Sometimes this kind of exploration can inspire new ways to connect with consumers. Earlier this year I was in Kuala Lumpur listening to die-hard coffee drinkers explain what it is they love about coffee and why it’s essential to their lives. In the session, they were describing the various coffee moments in their day.
The morning ‘wake-me-up’ moment was clearly sacrosanct and dedicated to coffee, however once I probed further it became clear that there are other moments in the day when they yearn for a hot beverage, but don’t need or want the caffeine kick. These are moments when they want some stimulation or a moment of respite. Once we explored this, we concluded that this could be a moment for a cup of tea. This was something most of these coffee drinkers didn’t consider an option, but would do so if it was positioned in a way that spoke to their needs in that specific moment. This insight provided guidance on how to a tea brand could effectively communicate with these coffee-drinkers if it wanted to convert them to tea.
Moments can also unlock innovation opportunities. Let’s go back to that breakfast moment. During the weekday, this is a somewhat frenetic moment where parents want to give their family a filling, nourishing breakfast, but also need it to be easy to prepare. Instant cereal is the perfect answer in Western markets.

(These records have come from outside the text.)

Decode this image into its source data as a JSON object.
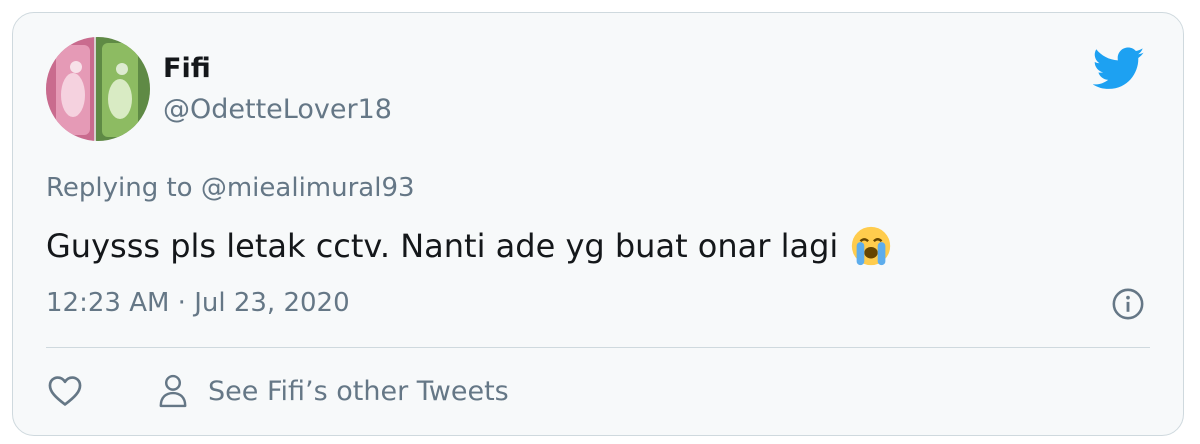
{
  "tweet": {
    "author_name": "Fifi",
    "author_handle": "@OdetteLover18",
    "replying_prefix": "Replying to",
    "replying_mention": "@miealimural93",
    "text": "Guysss pls letak cctv. Nanti ade yg buat onar lagi",
    "emoji": "😭",
    "timestamp": "12:23 AM · Jul 23, 2020"
  },
  "actions": {
    "other_tweets_label": "See Fifi’s other Tweets"
  },
  "icons": {
    "bird": "twitter-bird-icon",
    "info": "info-icon",
    "like": "heart-icon",
    "profile": "person-icon"
  },
  "colors": {
    "brand": "#1da1f2",
    "card_bg": "#f7f9fa",
    "secondary_text": "#657786",
    "primary_text": "#14171a",
    "border": "#cfd9de"
  }
}
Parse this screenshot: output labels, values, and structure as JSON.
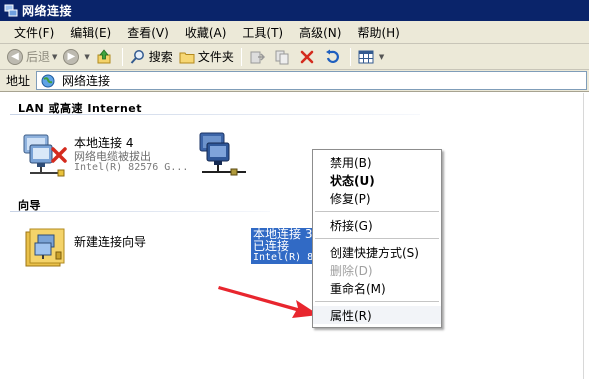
{
  "window": {
    "title": "网络连接"
  },
  "menubar": {
    "items": [
      "文件(F)",
      "编辑(E)",
      "查看(V)",
      "收藏(A)",
      "工具(T)",
      "高级(N)",
      "帮助(H)"
    ]
  },
  "toolbar": {
    "back_label": "后退",
    "search_label": "搜索",
    "folders_label": "文件夹"
  },
  "address": {
    "label": "地址",
    "value": "网络连接"
  },
  "groups": {
    "lan_header": "LAN 或高速 Internet",
    "wizard_header": "向导"
  },
  "connections": [
    {
      "name": "本地连接 4",
      "status": "网络电缆被拔出",
      "device": "Intel(R) 82576 G..."
    },
    {
      "name": "本地连接 3",
      "status": "已连接",
      "device": "Intel(R) 8"
    }
  ],
  "wizard": {
    "label": "新建连接向导"
  },
  "context_menu": {
    "items": [
      {
        "label": "禁用(B)",
        "enabled": true,
        "bold": false
      },
      {
        "label": "状态(U)",
        "enabled": true,
        "bold": true
      },
      {
        "label": "修复(P)",
        "enabled": true,
        "bold": false
      },
      {
        "label": "桥接(G)",
        "enabled": true,
        "bold": false
      },
      {
        "label": "创建快捷方式(S)",
        "enabled": true,
        "bold": false
      },
      {
        "label": "删除(D)",
        "enabled": false,
        "bold": false
      },
      {
        "label": "重命名(M)",
        "enabled": true,
        "bold": false
      },
      {
        "label": "属性(R)",
        "enabled": true,
        "bold": false
      }
    ]
  },
  "colors": {
    "titlebar": "#0a246a",
    "selection": "#316ac5",
    "annotation_arrow": "#e8262e",
    "chrome": "#ece9d8"
  }
}
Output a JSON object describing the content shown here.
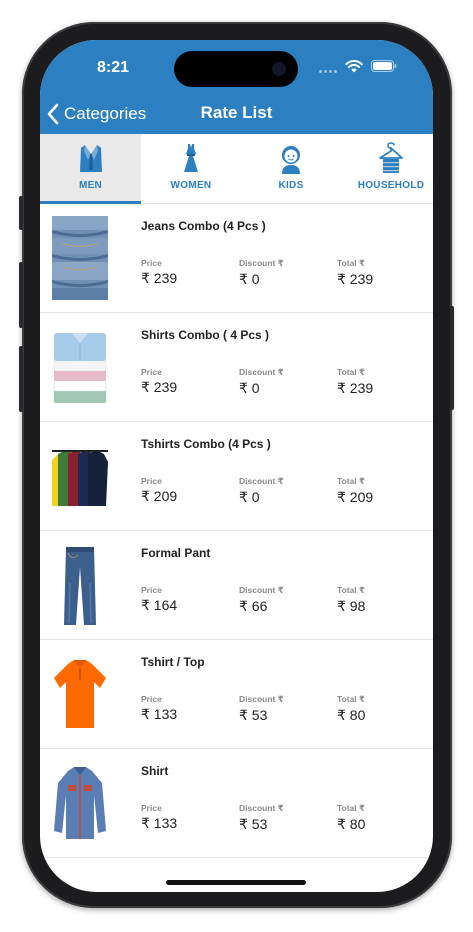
{
  "status_bar": {
    "time": "8:21"
  },
  "nav": {
    "back_label": "Categories",
    "title": "Rate List"
  },
  "tabs": [
    {
      "label": "MEN",
      "icon": "suit-icon",
      "active": true
    },
    {
      "label": "WOMEN",
      "icon": "dress-icon",
      "active": false
    },
    {
      "label": "KIDS",
      "icon": "kid-icon",
      "active": false
    },
    {
      "label": "HOUSEHOLD",
      "icon": "hanger-icon",
      "active": false
    }
  ],
  "columns": {
    "price": "Price",
    "discount": "Discount ₹",
    "total": "Total ₹"
  },
  "items": [
    {
      "name": "Jeans Combo (4 Pcs )",
      "price": "₹ 239",
      "discount": "₹ 0",
      "total": "₹ 239",
      "image": "folded-jeans-image"
    },
    {
      "name": "Shirts Combo ( 4 Pcs )",
      "price": "₹ 239",
      "discount": "₹ 0",
      "total": "₹ 239",
      "image": "folded-shirts-image"
    },
    {
      "name": "Tshirts Combo (4 Pcs )",
      "price": "₹ 209",
      "discount": "₹ 0",
      "total": "₹ 209",
      "image": "tshirts-image"
    },
    {
      "name": "Formal Pant",
      "price": "₹ 164",
      "discount": "₹ 66",
      "total": "₹ 98",
      "image": "pant-image"
    },
    {
      "name": "Tshirt / Top",
      "price": "₹ 133",
      "discount": "₹ 53",
      "total": "₹ 80",
      "image": "orange-polo-image"
    },
    {
      "name": "Shirt",
      "price": "₹ 133",
      "discount": "₹ 53",
      "total": "₹ 80",
      "image": "denim-shirt-image"
    }
  ],
  "colors": {
    "primary": "#2c7fc1",
    "active_tab_bg": "#e9e9e9"
  }
}
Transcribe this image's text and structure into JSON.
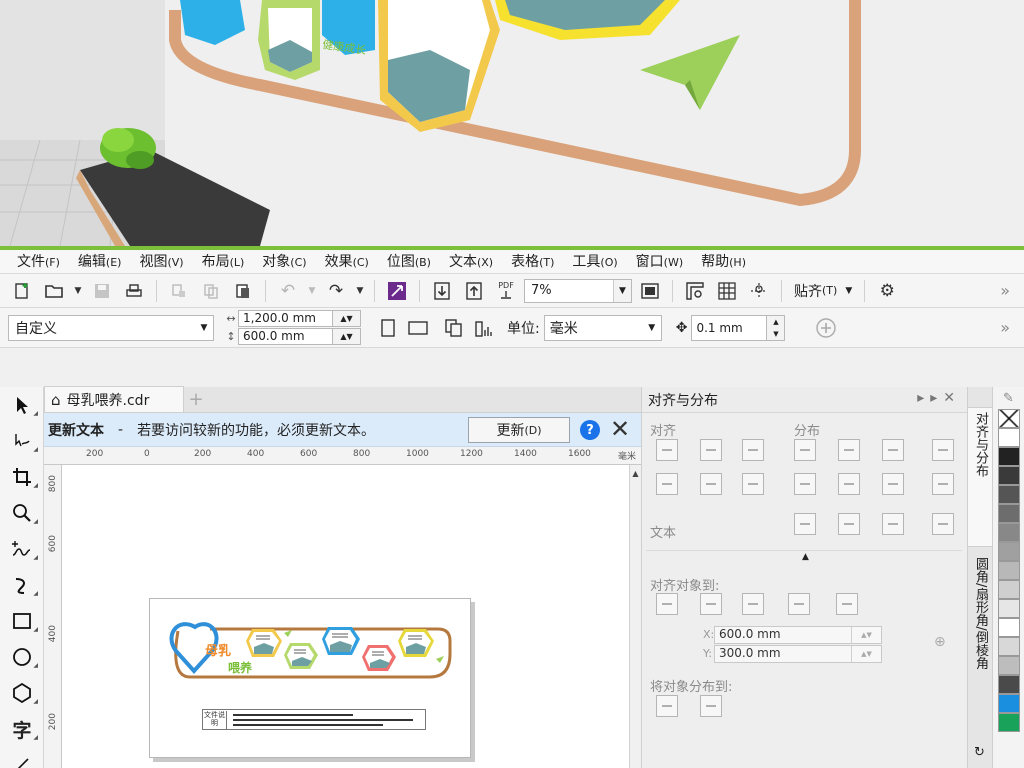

However, brands found that instant cereal didn’t do so well in Asia.
We worked with one brand to explore the busy breakfast moments across the region, and found that the preferred breakfast option was usually hot and savoury, which is why western cereals were not performing well. As long as ‘instant’ was associated with ‘cold and sweet’, there was an unresolved friction. Understanding this need, and marrying it with the cultural context, helped the brand develop a range of savoury, ‘just-add-hot-water’ oats that provided an instant option, yet met the cultural and palate needs as well.
Whether you’re looking for the next brand communication strategy, or ideas for your innovation pipeline, take the time to identify the moments relevant to people’s lifestyles. As human needs and wants change, keep your brands relevant by rethinking the moments when your brand could be beneficial, or moments when your brand is vulnerable. Continuously ask why behaviours are happening in order to find the moments that matter to your consumers, and make them last.
|Serena Jacob is regional managing director for qualitative at Kantar TNS.|